I recently finished reading 1 Samuel and the beginning of 2 Samuel, getting to know David all over again. And as I’m going through this early part of his life I can’t seem to shake his recurring reverence for Saul who he frequently calls, “the LORD’s anointed.”

David was anointed too, no? Maybe he didn’t know the backstory about Saul and how his own anointing came about – that the prophet Samuel was sent to find David after the LORD rejected Saul. Or maybe David did know, but somehow had the humility not to lord his acceptance over Saul’s rejection. Maybe that humility allowed him to think to himself, “If this could happen to Saul, it could happen to me” and he felt some strange fellowship-bond with the disgraced king of Israel. Yet, I would think that with the repeated attempts on his life, the terrible and prolonged experience of living as a fugitive in the wilderness, and the dignity-stripping act of living as a madman before a foreign king would have produced a vindictive spirit against Saul as someone who was once anointed, but is no longer. I would expect prolonged injustice against his very life would have colored his understanding of living before “the LORD’s anointed.” But somehow at every turn, he shows utmost deference before Saul. Even in the Cave of Adullam, when his companions were suggesting that he take advantage of the moment – “He’s on the potty! This is your chance! Go!” – David rebukes them for having no fear of raising their hands against the LORD’s anointed.
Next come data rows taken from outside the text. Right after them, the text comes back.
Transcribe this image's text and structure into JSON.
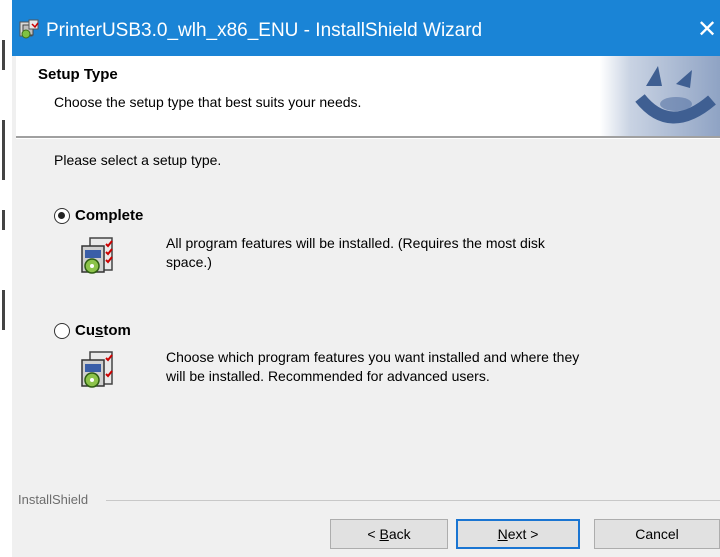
{
  "window": {
    "title": "PrinterUSB3.0_wlh_x86_ENU - InstallShield Wizard",
    "close_glyph": "✕",
    "title_icon": "installer-icon"
  },
  "banner": {
    "title": "Setup Type",
    "subtitle": "Choose the setup type that best suits your needs."
  },
  "prompt": "Please select a setup type.",
  "options": [
    {
      "label_first": "Complete",
      "label_rest": "",
      "selected": true,
      "description_line1": "All program features will be installed. (Requires the most disk",
      "description_line2": "space.)"
    },
    {
      "label_first": "Cu",
      "label_underlined": "s",
      "label_rest": "tom",
      "selected": false,
      "description_line1": "Choose which program features you want installed and where they",
      "description_line2": "will be installed. Recommended for advanced users."
    }
  ],
  "footer": {
    "brand": "InstallShield"
  },
  "buttons": {
    "back_prefix": "< ",
    "back_access": "B",
    "back_rest": "ack",
    "next_access": "N",
    "next_rest": "ext >",
    "cancel": "Cancel"
  },
  "colors": {
    "titlebar": "#1a84d6",
    "dialog_bg": "#f0f0f0",
    "default_button_border": "#1a75d2"
  }
}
At the very end of 1 Samuel, we learn of Saul’s death. On the battlefield, we learn that Saul asks his armor-bearer to kill him so that he would not be used for sport and paraded around by the enemy, but he refused to kill Saul “for he feared greatly” (31:4). Instead Saul decides to fall on his own sword, but we learn in 2 Samuel 1 that he did not die from that attempt. It was a foreigner – an Amalekite – who heeded Saul’s instruction, “Stand beside me and kill me, for anguish has seized me, and yet my life still lingers” – and did what the armor-bearer, who “feared greatly,” would not. This Amalekite performs a mercy killing to serve Saul. He explains all this in a report to David because he “was sure that he [Saul] could not live after he had fallen.” (2:10). Yet even in this act that was done to answer Saul’s literal dying wish, David condemns as a capital offense: “Your own mouth has testified against you, saying, ‘I have killed the LORD’s anointed.’”

It seems that David embodied a more intense version of “feared greatly” in his life and there’s something we can learn from his continuous heart posture before the LORD. The LORD’s choice in anointing Saul was more important than his choices. It was more important than his own comforts and preferences. It was more important that his political views and ambitions. It was more important than his pride and even his own life (he surrendered himself and repented before Saul after cutting his robe). How often does our own sense of justice and rightness keep us from properly posturing our hearts before the LORD? How often are we willing to do what seems right to us – or even doing something under the guise of serving someone else or their dying wish – instead of honoring the LORD’s choice – his decrees that don’t always seem “right” to us?